"Wow, you're straight to the point." Peggy Sue laughed, her face blushing a bit.
"I mean, if you don’t want me to, then I can deal." Tony replied quickly.
"Hush. I'd love to receive letters from you. I want to know all about your travels," she laughed, placing a delicate hand upon his leg.
"Alright, I really appreciate the help ma'am." Tony grinned.
"Now, don't worry yourself sugar." Peggy Sue smiled and placed a kiss upon his lips. That which had started as a minor peck, developed into a more passionate and desperate kiss.
"I'm so sorry," Tony apologized, and readjusted his hat.
"Don't be. It was mutual." Peggy Sue smiled, and patted his back. "I should be goin' home. Don't forget to write to me Tony. I'll wait for you." Peggy Sue smiled one last time, until she finally left him.

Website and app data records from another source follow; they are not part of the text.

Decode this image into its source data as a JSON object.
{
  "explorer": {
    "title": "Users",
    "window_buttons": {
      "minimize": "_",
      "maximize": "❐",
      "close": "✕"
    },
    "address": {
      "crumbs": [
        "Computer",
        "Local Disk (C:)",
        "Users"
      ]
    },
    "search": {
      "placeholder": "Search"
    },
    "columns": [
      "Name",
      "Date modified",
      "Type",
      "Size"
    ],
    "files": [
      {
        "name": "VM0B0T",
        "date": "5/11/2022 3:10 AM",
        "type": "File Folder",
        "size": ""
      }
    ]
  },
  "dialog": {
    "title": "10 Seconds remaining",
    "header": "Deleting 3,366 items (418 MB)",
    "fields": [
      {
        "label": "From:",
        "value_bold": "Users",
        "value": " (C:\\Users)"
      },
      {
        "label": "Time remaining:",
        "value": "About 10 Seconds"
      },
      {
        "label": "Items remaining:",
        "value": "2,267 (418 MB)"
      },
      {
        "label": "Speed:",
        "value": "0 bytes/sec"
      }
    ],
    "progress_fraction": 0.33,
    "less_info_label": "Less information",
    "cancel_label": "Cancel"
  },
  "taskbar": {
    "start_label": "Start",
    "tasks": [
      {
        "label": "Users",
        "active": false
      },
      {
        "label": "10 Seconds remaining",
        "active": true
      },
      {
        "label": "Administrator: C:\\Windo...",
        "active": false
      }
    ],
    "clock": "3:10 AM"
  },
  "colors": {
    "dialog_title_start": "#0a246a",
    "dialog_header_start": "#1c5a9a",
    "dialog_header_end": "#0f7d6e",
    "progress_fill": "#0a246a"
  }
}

The first letter was full of hope; Tony was stationed somewhere in /California/. He told her wonderful things of the beaches; saying that when he returned home, they'd go there together. He also had told her that the weather was horrible, the heat was unbearable in the barracks, but he loved the nighttime breezes. The company was going to Vietnam in a few weeks, and he wasn't too sure about that though. Peggy Sue would read the letter over and over, by now the ink had almost faded, a mere three years since she received them.
The second was from California again; the company had a few more weeks of training before they 'hit the big leagues', he said, quoting his sergeant. Then the tour of duty would really begin. Tony told her that when he was nervous or frightened, he'd tell her about the evening they spent on the pier. His post script told her that it would be a while before he could write to her again; but he wouldn't forget her, and as she read that line, tears filled her eyes, and her heart craved him.
A month later, the third letter arrived. Tony said they had arrived in /Vietnam/; he complained about the heat and the humidity. He wasn't allowed to give out much information, but he was able to tell her that he wasn't in the close combat. Yet. His final words of the letter were, "Peggy Sue, I want to let you know, if I don't make it back home, that I think I've fallen in love with you. Love, Tony"
Peggy Sue collapsed on her bed, only to shaken awake by her mother announcing that the family was leaving for the football game in a few minutes. She nodded her head, and changed into her uniform; she was a piccolo player in the marching band, although she hated it.
Coach Stanley stood in front of the makeshift podium, a microphone, saying the Lord's Prayer, and the crowd added their 'Amen'. After the national anthem was sung, he began to speak again, "/Folks would you bow your heads, for a list of local Vietnam dead…/" he started. And although only one name was said, it was enough to have the piccolo player break down into tears.
"Just remember, Peggy Sue, I'll be with you forever; in your heart, if not by your side. I love you."
Peggy Sue could have sworn he was by her side, whispering those words in her ear, but when she turned, no one was there.
"Tony, I swear, I'll never gonna hold the hand of another guy. I love you, and only you."